Irish manufacturing has been hit by the sharpest rise in input prices since they were first asked the question 24 years ago and are passing on the hikes, according to the latest survey of purchasing managers here.
The survey suggests that the further huge spike in wholesale gas and oil, as well as metal prices, since Russia’s invasion of Ukraine on February 24 will be passed on to consumers in the coming weeks.
However, despite the fallout from the Ukraine war, the purchasing managers also reported a sharp rise in orders.
Part of that new demand can be put down down to businesses and consumers trying to beat what they expect to be a new round of price hikes and supply disruptions sparked by the war, according to the AIB Irish Purchasing Managers’ Index for March.
“Inflation picked up to its highest levels in the 24-year history of the survey.
Faced with surging input prices, manufacturers raised their own prices by a survey-record degree in March,” said AIB chief economist Oliver Mangan in a commentary on the findings.

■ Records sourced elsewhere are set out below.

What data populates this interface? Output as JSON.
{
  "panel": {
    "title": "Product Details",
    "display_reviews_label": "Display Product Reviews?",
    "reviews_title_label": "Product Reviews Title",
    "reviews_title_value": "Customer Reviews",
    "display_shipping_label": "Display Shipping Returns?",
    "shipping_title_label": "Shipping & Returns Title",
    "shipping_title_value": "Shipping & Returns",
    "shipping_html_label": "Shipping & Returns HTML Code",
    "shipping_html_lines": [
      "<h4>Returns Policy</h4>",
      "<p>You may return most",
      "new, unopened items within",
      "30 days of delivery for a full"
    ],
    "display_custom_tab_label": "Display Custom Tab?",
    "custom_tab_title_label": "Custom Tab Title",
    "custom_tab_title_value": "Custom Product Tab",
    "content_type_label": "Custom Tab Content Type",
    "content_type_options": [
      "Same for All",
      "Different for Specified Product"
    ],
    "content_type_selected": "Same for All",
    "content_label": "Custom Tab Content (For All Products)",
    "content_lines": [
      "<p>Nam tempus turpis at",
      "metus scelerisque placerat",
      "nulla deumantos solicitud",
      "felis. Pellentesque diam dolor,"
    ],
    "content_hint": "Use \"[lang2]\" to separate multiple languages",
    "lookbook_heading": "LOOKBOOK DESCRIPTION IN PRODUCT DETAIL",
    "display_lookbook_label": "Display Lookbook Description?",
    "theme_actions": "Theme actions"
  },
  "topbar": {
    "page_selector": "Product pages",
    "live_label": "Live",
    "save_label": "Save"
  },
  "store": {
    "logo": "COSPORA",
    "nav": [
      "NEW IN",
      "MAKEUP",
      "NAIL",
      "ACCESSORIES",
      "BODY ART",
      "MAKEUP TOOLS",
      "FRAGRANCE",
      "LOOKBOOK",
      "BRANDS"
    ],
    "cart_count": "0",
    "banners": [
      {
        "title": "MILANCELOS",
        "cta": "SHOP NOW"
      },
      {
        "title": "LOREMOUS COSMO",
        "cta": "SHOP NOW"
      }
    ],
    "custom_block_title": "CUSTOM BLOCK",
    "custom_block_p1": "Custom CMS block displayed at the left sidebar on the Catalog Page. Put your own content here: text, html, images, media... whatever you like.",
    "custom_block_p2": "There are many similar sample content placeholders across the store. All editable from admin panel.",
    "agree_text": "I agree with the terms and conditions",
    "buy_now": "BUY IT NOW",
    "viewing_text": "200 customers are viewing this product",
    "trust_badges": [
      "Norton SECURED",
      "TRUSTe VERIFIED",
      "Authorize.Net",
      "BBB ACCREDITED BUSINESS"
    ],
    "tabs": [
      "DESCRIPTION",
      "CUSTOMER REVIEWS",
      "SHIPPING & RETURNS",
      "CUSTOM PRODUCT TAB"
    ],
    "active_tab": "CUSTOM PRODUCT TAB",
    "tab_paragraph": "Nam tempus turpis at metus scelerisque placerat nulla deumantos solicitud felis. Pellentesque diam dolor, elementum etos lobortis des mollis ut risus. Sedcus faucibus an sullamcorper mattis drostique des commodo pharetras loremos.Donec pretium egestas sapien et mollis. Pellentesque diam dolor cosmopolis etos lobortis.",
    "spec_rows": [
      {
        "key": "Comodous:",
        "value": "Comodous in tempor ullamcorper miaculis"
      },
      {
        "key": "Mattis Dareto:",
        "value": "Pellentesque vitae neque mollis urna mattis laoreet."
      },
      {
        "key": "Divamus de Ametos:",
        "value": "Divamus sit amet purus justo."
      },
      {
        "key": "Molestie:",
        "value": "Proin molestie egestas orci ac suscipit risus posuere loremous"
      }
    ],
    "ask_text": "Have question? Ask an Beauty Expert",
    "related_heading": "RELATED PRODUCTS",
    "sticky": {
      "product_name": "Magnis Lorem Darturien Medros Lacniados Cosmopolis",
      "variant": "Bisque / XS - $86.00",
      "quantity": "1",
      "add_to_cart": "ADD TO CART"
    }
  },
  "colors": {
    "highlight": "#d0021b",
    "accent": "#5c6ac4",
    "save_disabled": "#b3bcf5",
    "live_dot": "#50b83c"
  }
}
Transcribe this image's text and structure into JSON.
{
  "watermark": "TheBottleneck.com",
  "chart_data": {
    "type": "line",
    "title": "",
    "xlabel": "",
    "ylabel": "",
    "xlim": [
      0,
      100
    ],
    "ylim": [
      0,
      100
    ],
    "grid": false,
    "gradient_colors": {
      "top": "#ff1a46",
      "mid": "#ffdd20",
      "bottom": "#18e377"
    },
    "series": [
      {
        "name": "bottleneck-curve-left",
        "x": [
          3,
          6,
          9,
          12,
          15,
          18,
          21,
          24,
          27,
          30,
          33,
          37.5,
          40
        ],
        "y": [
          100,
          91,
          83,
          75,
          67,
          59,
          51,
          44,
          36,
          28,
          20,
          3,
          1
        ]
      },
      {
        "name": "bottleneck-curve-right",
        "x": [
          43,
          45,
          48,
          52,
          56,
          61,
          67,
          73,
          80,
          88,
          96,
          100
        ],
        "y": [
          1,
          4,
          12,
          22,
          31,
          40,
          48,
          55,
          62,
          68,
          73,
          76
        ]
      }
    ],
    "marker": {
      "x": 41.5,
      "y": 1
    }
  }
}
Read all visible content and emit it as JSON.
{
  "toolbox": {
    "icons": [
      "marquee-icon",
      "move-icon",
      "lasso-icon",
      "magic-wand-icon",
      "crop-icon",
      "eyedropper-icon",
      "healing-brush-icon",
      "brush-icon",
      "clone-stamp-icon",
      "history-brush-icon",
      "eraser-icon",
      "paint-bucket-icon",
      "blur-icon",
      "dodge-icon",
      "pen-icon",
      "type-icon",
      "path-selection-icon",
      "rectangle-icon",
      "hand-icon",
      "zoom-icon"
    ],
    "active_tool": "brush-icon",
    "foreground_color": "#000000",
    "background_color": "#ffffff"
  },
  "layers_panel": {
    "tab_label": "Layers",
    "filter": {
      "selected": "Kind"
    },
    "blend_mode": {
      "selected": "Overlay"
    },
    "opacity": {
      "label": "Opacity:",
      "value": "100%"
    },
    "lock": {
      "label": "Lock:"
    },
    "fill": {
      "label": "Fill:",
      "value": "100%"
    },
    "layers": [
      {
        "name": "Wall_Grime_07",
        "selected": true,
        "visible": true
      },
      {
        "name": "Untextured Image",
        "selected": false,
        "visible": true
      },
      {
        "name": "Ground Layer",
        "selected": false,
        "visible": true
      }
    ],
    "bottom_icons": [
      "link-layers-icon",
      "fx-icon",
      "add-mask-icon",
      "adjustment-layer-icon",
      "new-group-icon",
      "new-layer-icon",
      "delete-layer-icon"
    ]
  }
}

However, the war hasn’t yet dented output, with growth quickening in March and remaining “at a very high level on a historic basis”, the survey found.
New export growth from overseas customers fell back somewhat from February amid caution over the war.
Similar surveys are carried out in most countries on a monthly basis across.
The Irish survey is particularly watched because of the large number of foreign-owned multinationals based in Ireland that make pharmaceutical, computer, and medical equipment for global markets.
Manufacturing will be concerned should the economic war against Russia lead to a new round of hikes in energy costs.
Part of the economic conflict involves the Kremlin insisting that western Europe pay for Russian gas and oil supplies in roubles, although the effects of this clash remain unclear.
There was more evidence of rampant consumer price inflation across the eurozone.
Data published on Thursday March 31 shows some new highs of inflation reached in March, with 5.1% in France and 7% in Italy.
Reports the previous day were even worse, with 7.6% in Germany and almost 10% in Spain.
In Ireland in February, inflation was running at 5.6%. Economists predict Irish inflation will peak at 8.5%, and possibly as much as 10%, by the early summer and remain at elevated levels through next year.
The figures showcase the squeeze felt across the continent. Surging inflation is already a huge concern for consumers, with confidence levels rapidly falling back towards pandemic lows. As money worries mount, that could dent demand and output.
“Savings amassed during the pandemic may help cushion the blow,” according to Bloomberg economists. “But the shock will still hit growth hard as spending on other things gets squeezed.”
- Additional reporting Bloomberg